Previous experience has made me aware that it involves a 45-minute phonecall, and so it was not possible to call up at the end of last week – in advance of my contract ending – as my half hour lunch break wouldn’t permit enough time. Instead, I waited until today, Monday, to call them.

I reached an automated system that told me I should apply online, and that online applications are given priority over telephone applications. Had I known that, I would have submitted my claim at the weekend. Annoyed, I hung up and loaded their page.

It advised I would need 30-60 minutes to complete it, and so I made my lunch before starting, figuring it might time out halfway through if I paused for any reason. When I came to start, I got an error message telling me it had already timed out – prior to me typing a single thing – and to close my browser and start again. This was a pain in the arse, not least because I had half a dozen other tabs open.

I tried opening a separate window, but it became clear I would indeed need to close everything to begin again. On the second attempt, I got as far as a request for some details that I figured I could find through my online banking. Opening a second tab crashed my browser so thoroughly and so spectacularly that a full system restart was required.

Having now wasted a full hour, I called them up.

“Please state your postcode,” the automated cunt asked me. It took four goes before she gave in and made me listen to – I can never remember if it is Greensleeves or Vivaldi’s Four Seasons, but either way I am fucking sick of hearing it. Finally, my call was connected to a live human.

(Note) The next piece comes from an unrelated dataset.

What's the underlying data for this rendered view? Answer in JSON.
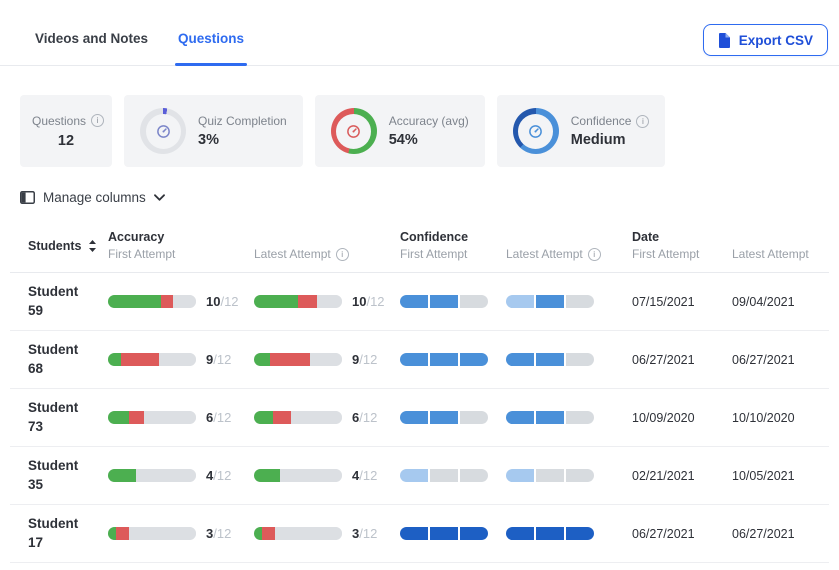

“I tried to do this online, and it has thoroughly crashed my computer” I told him.

He laughed, and said he would try to help me.

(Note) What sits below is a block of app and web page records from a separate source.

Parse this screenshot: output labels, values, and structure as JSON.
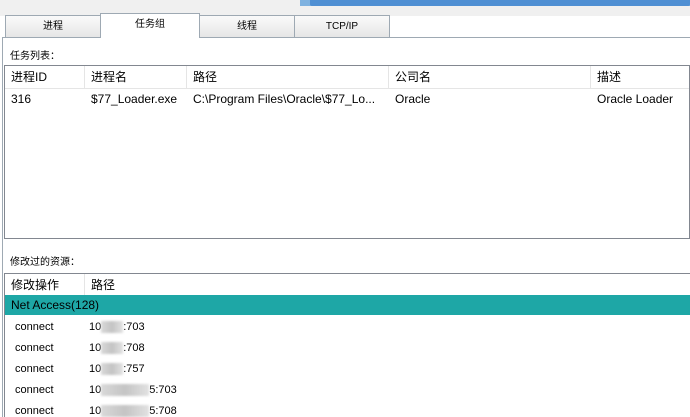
{
  "tabs": [
    {
      "label": "进程"
    },
    {
      "label": "任务组",
      "active": true
    },
    {
      "label": "线程"
    },
    {
      "label": "TCP/IP"
    }
  ],
  "task_list": {
    "label": "任务列表：",
    "columns": [
      "进程ID",
      "进程名",
      "路径",
      "公司名",
      "描述"
    ],
    "rows": [
      {
        "pid": "316",
        "name": "$77_Loader.exe",
        "path": "C:\\Program Files\\Oracle\\$77_Lo...",
        "company": "Oracle",
        "desc": "Oracle Loader"
      }
    ]
  },
  "modified": {
    "label": "修改过的资源：",
    "columns": [
      "修改操作",
      "路径"
    ],
    "group": "Net Access(128)",
    "rows": [
      {
        "op": "connect",
        "prefix": "10",
        "suffix": ":703"
      },
      {
        "op": "connect",
        "prefix": "10",
        "suffix": ":708"
      },
      {
        "op": "connect",
        "prefix": "10",
        "suffix": ":757"
      },
      {
        "op": "connect",
        "prefix": "10",
        "suffix": "5:703"
      },
      {
        "op": "connect",
        "prefix": "10",
        "suffix": "5:708"
      }
    ]
  },
  "colors": {
    "group_bg": "#1ea7a6",
    "border": "#828790"
  }
}
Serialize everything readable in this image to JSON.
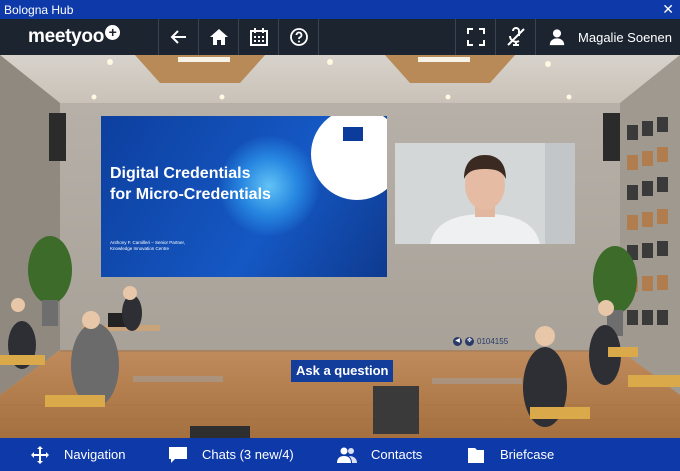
{
  "window": {
    "title": "Bologna Hub",
    "close_glyph": "✕"
  },
  "topnav": {
    "logo": "meetyoo",
    "logo_plus": "+",
    "buttons": [
      "back-arrow-icon",
      "home-icon",
      "calendar-icon",
      "help-icon"
    ],
    "right_buttons": [
      "fullscreen-icon",
      "mute-mic-icon"
    ],
    "user_name": "Magalie Soenen"
  },
  "slide": {
    "title_line1": "Digital Credentials",
    "title_line2": "for Micro-Credentials",
    "speaker_line1": "Anthony F. Camilleri – Senior Partner,",
    "speaker_line2": "Knowledge Innovation Centre"
  },
  "video_controls": {
    "timecode": "0104155"
  },
  "ask_button": "Ask a question",
  "bottomnav": {
    "items": [
      {
        "label": "Navigation",
        "icon": "move-arrows-icon"
      },
      {
        "label": "Chats (3 new/4)",
        "icon": "chat-bubble-icon"
      },
      {
        "label": "Contacts",
        "icon": "contacts-icon"
      },
      {
        "label": "Briefcase",
        "icon": "briefcase-icon"
      }
    ]
  },
  "colors": {
    "brand_blue": "#0e39a8",
    "nav_dark": "#1c2430"
  }
}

I asked him why he was laughing, and very angry Jordan elicited an apology. I relented, as angry as I was, since I did need his help and a terminated call would see me back at square one. It was already every bit as painful an experience as I had expected.

He took a note of where I was at the point the site crashed, and said he is not unfamiliar with this complaint. So, there you go – there is an awareness that the online system, which “will be given priority,” crashes fully before completion of the form.

I figured, again from experience, that my details would be taken and the form sent to me to verify and sign. Then I would get an appointment at the local Jobcentre to go and discuss the work I am looking for. At this point, I will consider any work that pays. This process usually takes a few days, and as calls were dealt with less quickly, I anticipated an interview date later in the week.

“We have an appointment in five minutes,” he said, and half-joked “How fast can you get there?”

As it happens, the local office is round the corner from me. Taking into account a roundabout and the supermarket carpark, it is about 7 minutes’ walk.

“I can book you in for half-three,” he offered, proceeding to race through the scripted terms and conditions so that I would have time to grab the necessary ID and paperwork before heading out the door.

And that’s what happened. The lower-priority phone application saw me allotted a slot scheduled for twenty minutes after the call ended.

The high-priority website wasted an hour of my time and gubbed my laptop.

This is indicative of a system so inherently broken it is very difficult to imagine how it may ever be fixed. It is, however, hard to fathom that further cutbacks and not investment is the answer.

In the meantime, if you know of any full-time work going in the Glasgow area, I will be very happy to hear from you.

Finally, if you get the chance to punch Cameron, Clegg, or Osborne in the face, please do so. Unrelentingly.

As for Iain Duncan-Smith – he has put the “cunt” in this country. I hope they are all held accountable when the rioting inevitably starts.

broo